One of the fascinating things about CaCO3, that is marble, that is the most common mineral form of CO2, is that it is reversely soluble - that is, it dissolves more easily in cold water than in hot. That's the opposite of most everything, sugar, salt, most other minerals... So when the oceans were cold, there was a lot of CO2 dissolved in them. When the oceans warmed up quickly, all that CO2 was no longer stable in the dissolved state and CaCO3 - limestones - precipitated on the seafloor all over the world. We usually associate limestones with warm shallow places - coral reefs, etc. - but in the late-Neoproterozoic warming, limestones were forming everywhere, even in the very deep sea. Enter the outcrop at Kogelfontein.

The black shales here are deep water deposits (again, or so the story goes) that are very rarely found in association with limestones, anywhere in the rock record. Here they are together, repeated at least a couple of times: a shale, a limestone, a shale, a limestone. Or is it?

Here's trusty TA Duane pointing out the reason for the repetition. The reddish rounded lump he's standing on is the long thin hinge of an isoclinal bedding parallel fold - the axial plane of the fold lies in the plane of bedding.
The fold is ultimately doubly-plunging - it rounds off at both ends like a big sausage (that would be wors in local parlance) but there are others along strike. And in between, some beautiful evidence of tectonic interference with the stratal succession: shear foliations in otherwise sugary marbles, and strange little cuspate-lobate structures on ptygmatic folds (not sure what that folded bed is). That ZA 50-center is the size of a US quarter.
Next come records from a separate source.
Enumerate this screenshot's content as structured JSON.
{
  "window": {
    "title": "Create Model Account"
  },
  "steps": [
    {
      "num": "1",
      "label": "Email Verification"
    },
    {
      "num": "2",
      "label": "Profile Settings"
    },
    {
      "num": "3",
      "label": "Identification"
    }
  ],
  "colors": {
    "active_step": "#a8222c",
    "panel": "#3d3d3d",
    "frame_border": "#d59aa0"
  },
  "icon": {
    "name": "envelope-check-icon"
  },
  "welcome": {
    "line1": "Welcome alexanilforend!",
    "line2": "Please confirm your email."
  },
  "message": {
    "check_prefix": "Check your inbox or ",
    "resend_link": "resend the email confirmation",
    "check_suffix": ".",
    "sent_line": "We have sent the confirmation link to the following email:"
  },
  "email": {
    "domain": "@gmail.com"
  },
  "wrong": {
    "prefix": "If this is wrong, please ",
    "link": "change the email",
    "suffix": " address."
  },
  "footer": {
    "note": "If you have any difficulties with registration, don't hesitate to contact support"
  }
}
Here's a shot down the axis where a quartz-rich bed is desperately trying to maintain its radius of curvature in spite of the drag:

So the moral of the story is: earth warmed up, and here we are. Whether these marine seds actually provide anything more than circumstantial evidence for Snowball Earth and catastrophic warming of the oceans is still under debate. The other moral of the story is: don't measure section in an accretionary complex***.

*Neoproterozoic is about 1Ga -> Cambrian, for those who share my timescale bias problems.
** as opposed to "Al-Yu-Min-E-Um"
***I don't really know if it's an accretionary complex. It's supposed to be an along-strike equivalent to the Malmesbury Group down here in Cape Town. But that's an axe to grind for another post.